Princeton Research Data Service

Princeton Research Data Service

Stage 2: Data Acquisition

Resources for collecting new data, using existing data sets

Documenting your data

Describing and documenting data is critical to making them discoverable and useable in the future. Such information about data is called metadata and includes the who, what, when, where, and why of how the dataset was generated.

The kinds of metadata you want to have will depend in part on your field and the nature of your project. Many fields have metadata standards that specify what information should be collected, which helps datasets within those fields to be interoperable. Not sure if your field has metadata standards? The Research Data Alliance hosts a community-maintained list of Disciplinary Metadata Standards that may help. 

If there isn't an existing standard for your field, that’s okay. There are general guidelines that can help make sure your data are well documented. At the minimum, the metadata for your dataset should include (based on MIT Documentation and Metadata guidance and UK Data Archive Study Level Documentation):

  • Title of the dataset/project
  • Creator: names and addresses of data creator(s)
  • Identifier: can be a permanent identifier or an internal project number.
  • Funder
  • Rights: Intellectual property or licensing rights for the data.
  • Access Information
  • Language
  • Project dates
  • Project description
  • Methodology: how data was generated, including equipment or software used, your experimental protocol, and/or other things you would include in a lab notebook
  • Data Structure, including relationships between files
  • Variable names or other data-level documentation, including an explanation of any codes, abbreviations, or variables used in the data or in the file naming structure.
  • Data Citation: Preferred format for citing data.
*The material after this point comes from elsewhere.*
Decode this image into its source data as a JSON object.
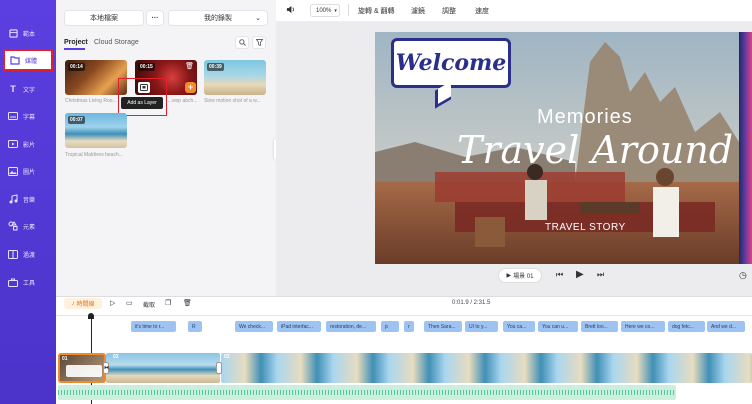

Documentation can be included in a README.txt file (or other relevant file name) in the folder with the data files.The README.txt file should accompany the data if files are moved or deposited in a repository. Be sure the README file includes such information as file folder hierarchy or other external context of the data.

PRDS is here to help you with any questions or issues that arise about your metadata -- to get help or advice on metadata, please get in touch with us via email for our virtual office hours.